▶ **TASK TO COMPLETE**: Look below for the line containing "Convert this screenshot". Write out that line and the rest through the last one, exactly as they appear, but without pictures.

▶ **SUPPLIED RECORDS**:
————————

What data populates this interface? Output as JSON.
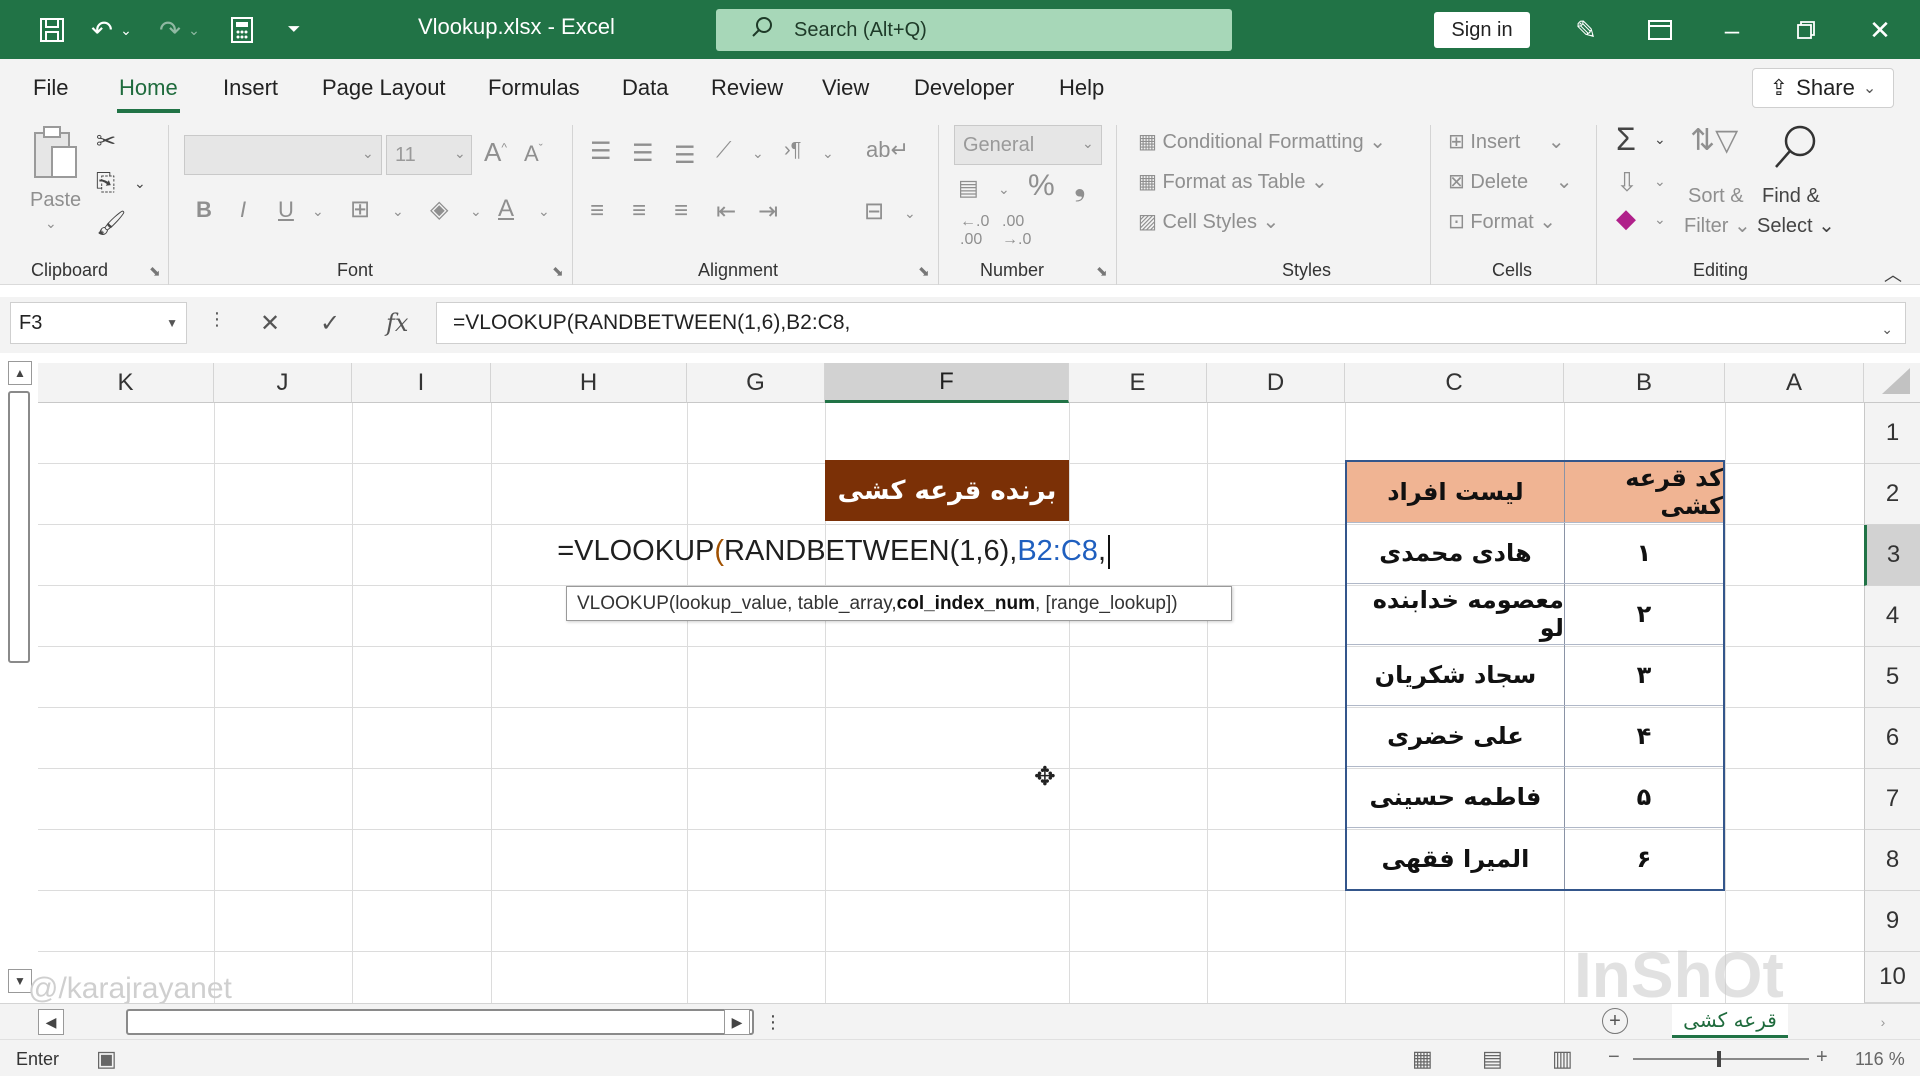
{
  "titlebar": {
    "title": "Vlookup.xlsx  -  Excel",
    "search_placeholder": "Search (Alt+Q)",
    "signin_label": "Sign in"
  },
  "menu": {
    "tabs": [
      "File",
      "Home",
      "Insert",
      "Page Layout",
      "Formulas",
      "Data",
      "Review",
      "View",
      "Developer",
      "Help"
    ],
    "share_label": "Share"
  },
  "ribbon": {
    "clipboard": {
      "label": "Clipboard",
      "paste": "Paste"
    },
    "font": {
      "label": "Font",
      "size": "11"
    },
    "alignment": {
      "label": "Alignment"
    },
    "number": {
      "label": "Number",
      "format": "General"
    },
    "styles": {
      "label": "Styles",
      "conditional": "Conditional Formatting",
      "format_table": "Format as Table",
      "cell_styles": "Cell Styles"
    },
    "cells": {
      "label": "Cells",
      "insert": "Insert",
      "delete": "Delete",
      "format": "Format"
    },
    "editing": {
      "label": "Editing",
      "sort": "Sort &",
      "filter": "Filter",
      "find": "Find &",
      "select": "Select"
    }
  },
  "formula_bar": {
    "name_box": "F3",
    "formula": "=VLOOKUP(RANDBETWEEN(1,6),B2:C8,"
  },
  "grid": {
    "columns": [
      "K",
      "J",
      "I",
      "H",
      "G",
      "F",
      "E",
      "D",
      "C",
      "B",
      "A"
    ],
    "rows": [
      "1",
      "2",
      "3",
      "4",
      "5",
      "6",
      "7",
      "8",
      "9",
      "10"
    ],
    "winner_header": "برنده قرعه کشی",
    "edit_text": {
      "prefix": "=VLOOKUP",
      "open": "(",
      "func": "RANDBETWEEN",
      "args": "(1,6)",
      "comma": ",",
      "range": "B2:C8",
      "trail": ","
    },
    "tooltip": {
      "start": "VLOOKUP(lookup_value, table_array, ",
      "bold": "col_index_num",
      "end": ", [range_lookup])"
    },
    "table": {
      "header_name": "لیست افراد",
      "header_code": "کد قرعه کشی",
      "rows": [
        {
          "name": "هادی محمدی",
          "code": "۱"
        },
        {
          "name": "معصومه خدابنده لو",
          "code": "۲"
        },
        {
          "name": "سجاد شکریان",
          "code": "۳"
        },
        {
          "name": "علی خضری",
          "code": "۴"
        },
        {
          "name": "فاطمه حسینی",
          "code": "۵"
        },
        {
          "name": "المیرا فقهی",
          "code": "۶"
        }
      ]
    },
    "watermark_left": "@/karajrayanet",
    "watermark_right": "InShOt"
  },
  "sheet_tabs": {
    "active": "قرعه کشی"
  },
  "statusbar": {
    "mode": "Enter",
    "zoom": "116 %"
  },
  "colors": {
    "accent": "#217346",
    "winner_bg": "#7b3006",
    "table_header": "#f0b493",
    "table_border": "#34568b"
  }
}
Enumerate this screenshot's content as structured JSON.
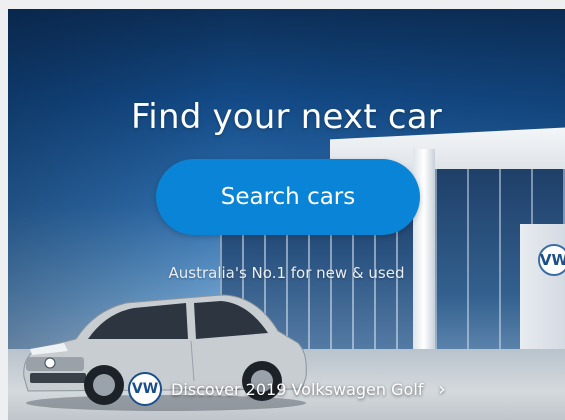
{
  "hero": {
    "headline": "Find your next car",
    "search_button_label": "Search cars",
    "tagline": "Australia's No.1 for new & used",
    "promo": {
      "badge_text": "VW",
      "label": "Discover 2019 Volkswagen Golf",
      "chevron": "›",
      "icon": "volkswagen-logo-icon"
    },
    "building_logo_text": "VW"
  },
  "colors": {
    "button": "#0a84d6",
    "page_background": "#eeeff1",
    "text": "#ffffff"
  }
}
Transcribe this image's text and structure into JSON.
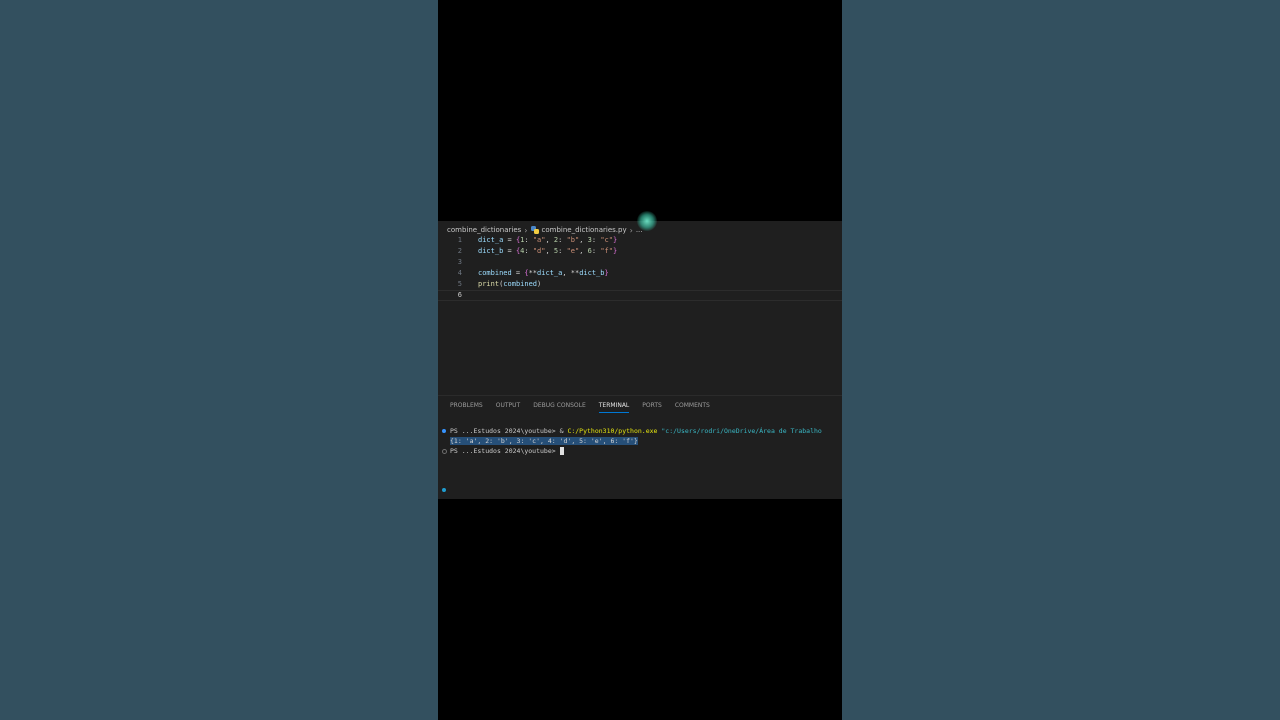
{
  "breadcrumb": {
    "folder": "combine_dictionaries",
    "file": "combine_dictionaries.py",
    "more": "..."
  },
  "editor": {
    "lines": [
      {
        "num": "1",
        "code": "dict_a = {1: \"a\", 2: \"b\", 3: \"c\"}"
      },
      {
        "num": "2",
        "code": "dict_b = {4: \"d\", 5: \"e\", 6: \"f\"}"
      },
      {
        "num": "3",
        "code": ""
      },
      {
        "num": "4",
        "code": "combined = {**dict_a, **dict_b}"
      },
      {
        "num": "5",
        "code": "print(combined)"
      },
      {
        "num": "6",
        "code": ""
      }
    ]
  },
  "panel": {
    "tabs": [
      {
        "label": "PROBLEMS"
      },
      {
        "label": "OUTPUT"
      },
      {
        "label": "DEBUG CONSOLE"
      },
      {
        "label": "TERMINAL",
        "active": true
      },
      {
        "label": "PORTS"
      },
      {
        "label": "COMMENTS"
      }
    ]
  },
  "terminal": {
    "prompt": "PS ...Estudos 2024\\youtube>",
    "amp": "&",
    "exe": "C:/Python310/python.exe",
    "arg": "\"c:/Users/rodri/OneDrive/Área de Trabalho",
    "output": "{1: 'a', 2: 'b', 3: 'c', 4: 'd', 5: 'e', 6: 'f'}"
  },
  "colors": {
    "background": "#33505f",
    "editor_bg": "#1f1f1f",
    "accent": "#0078d4",
    "selection": "#264f78"
  }
}
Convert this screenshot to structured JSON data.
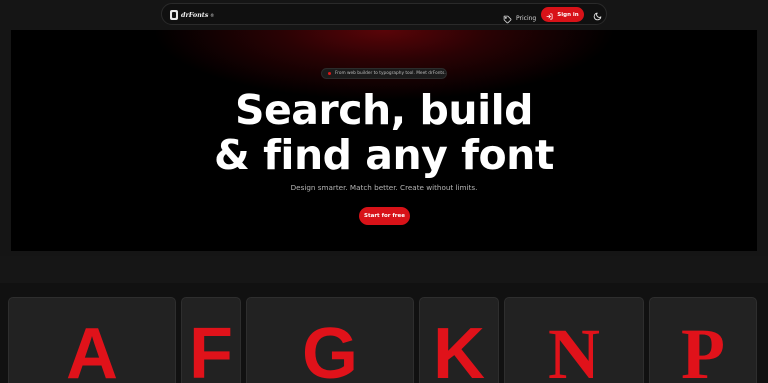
{
  "navbar": {
    "logo_text": "drFonts",
    "logo_reg": "®",
    "pricing_label": "Pricing",
    "signin_label": "Sign in",
    "icons": {
      "logo": "drfonts-logo-icon",
      "pricing": "tag-icon",
      "signin": "login-arrow-icon",
      "theme": "moon-icon"
    }
  },
  "hero": {
    "badge_text": "From web builder to typography tool. Meet drFonts.",
    "title_line1": "Search, build",
    "title_line2": "& find any font",
    "subtitle": "Design smarter. Match better. Create without limits.",
    "cta_label": "Start for free"
  },
  "glyph_cards": [
    {
      "glyph": "A"
    },
    {
      "glyph": "F"
    },
    {
      "glyph": "G"
    },
    {
      "glyph": "K"
    },
    {
      "glyph": "N"
    },
    {
      "glyph": "P"
    }
  ],
  "colors": {
    "accent": "#d81218",
    "glyph": "#e0121a",
    "background": "#151515",
    "hero_glow": "#5a0408"
  }
}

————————

▶ **TASK ANSWER**:
Convert this screenshot to structured JSON data.
{
  "navbar": {
    "logo_text": "drFonts",
    "logo_reg": "®",
    "pricing_label": "Pricing",
    "signin_label": "Sign in",
    "icons": {
      "logo": "drfonts-logo-icon",
      "pricing": "tag-icon",
      "signin": "login-arrow-icon",
      "theme": "moon-icon"
    }
  },
  "hero": {
    "badge_text": "From web builder to typography tool. Meet drFonts.",
    "title_line1": "Search, build",
    "title_line2": "& find any font",
    "subtitle": "Design smarter. Match better. Create without limits.",
    "cta_label": "Start for free"
  },
  "glyph_cards": [
    {
      "glyph": "A"
    },
    {
      "glyph": "F"
    },
    {
      "glyph": "G"
    },
    {
      "glyph": "K"
    },
    {
      "glyph": "N"
    },
    {
      "glyph": "P"
    }
  ],
  "colors": {
    "accent": "#d81218",
    "glyph": "#e0121a",
    "background": "#151515",
    "hero_glow": "#5a0408"
  }
}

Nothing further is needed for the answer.